Retype every line below precisely as it appears.

***

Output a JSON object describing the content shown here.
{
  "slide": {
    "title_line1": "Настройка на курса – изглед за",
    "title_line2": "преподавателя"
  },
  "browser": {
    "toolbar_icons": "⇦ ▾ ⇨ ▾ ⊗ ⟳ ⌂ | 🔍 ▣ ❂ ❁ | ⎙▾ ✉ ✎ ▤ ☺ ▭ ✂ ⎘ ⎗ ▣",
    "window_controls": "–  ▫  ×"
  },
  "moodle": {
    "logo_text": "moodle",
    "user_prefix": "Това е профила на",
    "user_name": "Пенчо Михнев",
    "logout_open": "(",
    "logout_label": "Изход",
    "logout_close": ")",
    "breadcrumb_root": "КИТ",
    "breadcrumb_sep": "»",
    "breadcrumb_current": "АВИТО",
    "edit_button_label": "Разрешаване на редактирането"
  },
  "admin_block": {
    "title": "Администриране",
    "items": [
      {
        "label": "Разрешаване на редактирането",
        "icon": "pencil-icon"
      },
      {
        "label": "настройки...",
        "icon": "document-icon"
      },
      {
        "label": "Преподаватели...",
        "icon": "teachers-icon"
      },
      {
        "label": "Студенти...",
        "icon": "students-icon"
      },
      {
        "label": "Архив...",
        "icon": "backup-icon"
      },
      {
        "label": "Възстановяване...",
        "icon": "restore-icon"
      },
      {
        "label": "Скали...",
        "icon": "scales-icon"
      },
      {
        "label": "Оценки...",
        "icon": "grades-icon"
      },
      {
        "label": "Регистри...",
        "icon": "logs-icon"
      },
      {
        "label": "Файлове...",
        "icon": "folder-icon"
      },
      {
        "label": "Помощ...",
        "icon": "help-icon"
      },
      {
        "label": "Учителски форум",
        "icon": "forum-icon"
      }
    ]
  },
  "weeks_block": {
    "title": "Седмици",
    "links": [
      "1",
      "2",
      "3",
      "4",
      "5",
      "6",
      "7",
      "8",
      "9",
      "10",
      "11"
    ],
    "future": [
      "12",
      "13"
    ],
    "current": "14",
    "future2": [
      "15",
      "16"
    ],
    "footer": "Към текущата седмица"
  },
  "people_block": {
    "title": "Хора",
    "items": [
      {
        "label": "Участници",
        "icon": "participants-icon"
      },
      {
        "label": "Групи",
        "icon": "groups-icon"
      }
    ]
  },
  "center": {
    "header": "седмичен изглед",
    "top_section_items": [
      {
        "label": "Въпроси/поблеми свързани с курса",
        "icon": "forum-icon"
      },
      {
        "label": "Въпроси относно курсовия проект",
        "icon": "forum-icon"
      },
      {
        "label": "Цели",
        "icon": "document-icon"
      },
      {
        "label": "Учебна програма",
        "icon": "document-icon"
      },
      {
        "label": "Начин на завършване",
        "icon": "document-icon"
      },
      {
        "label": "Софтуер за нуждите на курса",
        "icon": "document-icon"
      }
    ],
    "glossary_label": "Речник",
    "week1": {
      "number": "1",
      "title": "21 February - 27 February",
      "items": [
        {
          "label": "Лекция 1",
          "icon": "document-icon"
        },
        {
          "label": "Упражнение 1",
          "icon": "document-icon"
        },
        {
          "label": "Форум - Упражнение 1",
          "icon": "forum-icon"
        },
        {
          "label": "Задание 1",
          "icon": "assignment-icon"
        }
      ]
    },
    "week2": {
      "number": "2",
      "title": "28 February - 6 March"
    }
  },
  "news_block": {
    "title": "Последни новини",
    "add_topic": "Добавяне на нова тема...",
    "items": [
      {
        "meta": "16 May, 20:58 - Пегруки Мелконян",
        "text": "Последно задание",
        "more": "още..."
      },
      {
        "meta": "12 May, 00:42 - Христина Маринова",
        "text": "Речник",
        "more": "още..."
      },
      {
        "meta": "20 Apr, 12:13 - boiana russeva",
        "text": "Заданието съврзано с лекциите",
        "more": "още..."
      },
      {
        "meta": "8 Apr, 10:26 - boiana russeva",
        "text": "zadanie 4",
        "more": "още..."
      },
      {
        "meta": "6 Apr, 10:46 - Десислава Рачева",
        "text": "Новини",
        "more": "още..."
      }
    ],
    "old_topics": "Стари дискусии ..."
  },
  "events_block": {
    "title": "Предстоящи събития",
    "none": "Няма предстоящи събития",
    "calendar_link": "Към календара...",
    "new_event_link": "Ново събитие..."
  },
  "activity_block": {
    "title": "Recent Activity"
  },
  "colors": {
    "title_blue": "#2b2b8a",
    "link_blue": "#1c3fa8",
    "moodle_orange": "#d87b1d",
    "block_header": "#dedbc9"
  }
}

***

:: Expected output ::
Output a JSON object describing the content shown here.
{
  "slide": {
    "title_line1": "Настройка на курса – изглед за",
    "title_line2": "преподавателя"
  },
  "browser": {
    "toolbar_icons": "⇦ ▾ ⇨ ▾ ⊗ ⟳ ⌂ | 🔍 ▣ ❂ ❁ | ⎙▾ ✉ ✎ ▤ ☺ ▭ ✂ ⎘ ⎗ ▣",
    "window_controls": "–  ▫  ×"
  },
  "moodle": {
    "logo_text": "moodle",
    "user_prefix": "Това е профила на",
    "user_name": "Пенчо Михнев",
    "logout_open": "(",
    "logout_label": "Изход",
    "logout_close": ")",
    "breadcrumb_root": "КИТ",
    "breadcrumb_sep": "»",
    "breadcrumb_current": "АВИТО",
    "edit_button_label": "Разрешаване на редактирането"
  },
  "admin_block": {
    "title": "Администриране",
    "items": [
      {
        "label": "Разрешаване на редактирането",
        "icon": "pencil-icon"
      },
      {
        "label": "настройки...",
        "icon": "document-icon"
      },
      {
        "label": "Преподаватели...",
        "icon": "teachers-icon"
      },
      {
        "label": "Студенти...",
        "icon": "students-icon"
      },
      {
        "label": "Архив...",
        "icon": "backup-icon"
      },
      {
        "label": "Възстановяване...",
        "icon": "restore-icon"
      },
      {
        "label": "Скали...",
        "icon": "scales-icon"
      },
      {
        "label": "Оценки...",
        "icon": "grades-icon"
      },
      {
        "label": "Регистри...",
        "icon": "logs-icon"
      },
      {
        "label": "Файлове...",
        "icon": "folder-icon"
      },
      {
        "label": "Помощ...",
        "icon": "help-icon"
      },
      {
        "label": "Учителски форум",
        "icon": "forum-icon"
      }
    ]
  },
  "weeks_block": {
    "title": "Седмици",
    "links": [
      "1",
      "2",
      "3",
      "4",
      "5",
      "6",
      "7",
      "8",
      "9",
      "10",
      "11"
    ],
    "future": [
      "12",
      "13"
    ],
    "current": "14",
    "future2": [
      "15",
      "16"
    ],
    "footer": "Към текущата седмица"
  },
  "people_block": {
    "title": "Хора",
    "items": [
      {
        "label": "Участници",
        "icon": "participants-icon"
      },
      {
        "label": "Групи",
        "icon": "groups-icon"
      }
    ]
  },
  "center": {
    "header": "седмичен изглед",
    "top_section_items": [
      {
        "label": "Въпроси/поблеми свързани с курса",
        "icon": "forum-icon"
      },
      {
        "label": "Въпроси относно курсовия проект",
        "icon": "forum-icon"
      },
      {
        "label": "Цели",
        "icon": "document-icon"
      },
      {
        "label": "Учебна програма",
        "icon": "document-icon"
      },
      {
        "label": "Начин на завършване",
        "icon": "document-icon"
      },
      {
        "label": "Софтуер за нуждите на курса",
        "icon": "document-icon"
      }
    ],
    "glossary_label": "Речник",
    "week1": {
      "number": "1",
      "title": "21 February - 27 February",
      "items": [
        {
          "label": "Лекция 1",
          "icon": "document-icon"
        },
        {
          "label": "Упражнение 1",
          "icon": "document-icon"
        },
        {
          "label": "Форум - Упражнение 1",
          "icon": "forum-icon"
        },
        {
          "label": "Задание 1",
          "icon": "assignment-icon"
        }
      ]
    },
    "week2": {
      "number": "2",
      "title": "28 February - 6 March"
    }
  },
  "news_block": {
    "title": "Последни новини",
    "add_topic": "Добавяне на нова тема...",
    "items": [
      {
        "meta": "16 May, 20:58 - Пегруки Мелконян",
        "text": "Последно задание",
        "more": "още..."
      },
      {
        "meta": "12 May, 00:42 - Христина Маринова",
        "text": "Речник",
        "more": "още..."
      },
      {
        "meta": "20 Apr, 12:13 - boiana russeva",
        "text": "Заданието съврзано с лекциите",
        "more": "още..."
      },
      {
        "meta": "8 Apr, 10:26 - boiana russeva",
        "text": "zadanie 4",
        "more": "още..."
      },
      {
        "meta": "6 Apr, 10:46 - Десислава Рачева",
        "text": "Новини",
        "more": "още..."
      }
    ],
    "old_topics": "Стари дискусии ..."
  },
  "events_block": {
    "title": "Предстоящи събития",
    "none": "Няма предстоящи събития",
    "calendar_link": "Към календара...",
    "new_event_link": "Ново събитие..."
  },
  "activity_block": {
    "title": "Recent Activity"
  },
  "colors": {
    "title_blue": "#2b2b8a",
    "link_blue": "#1c3fa8",
    "moodle_orange": "#d87b1d",
    "block_header": "#dedbc9"
  }
}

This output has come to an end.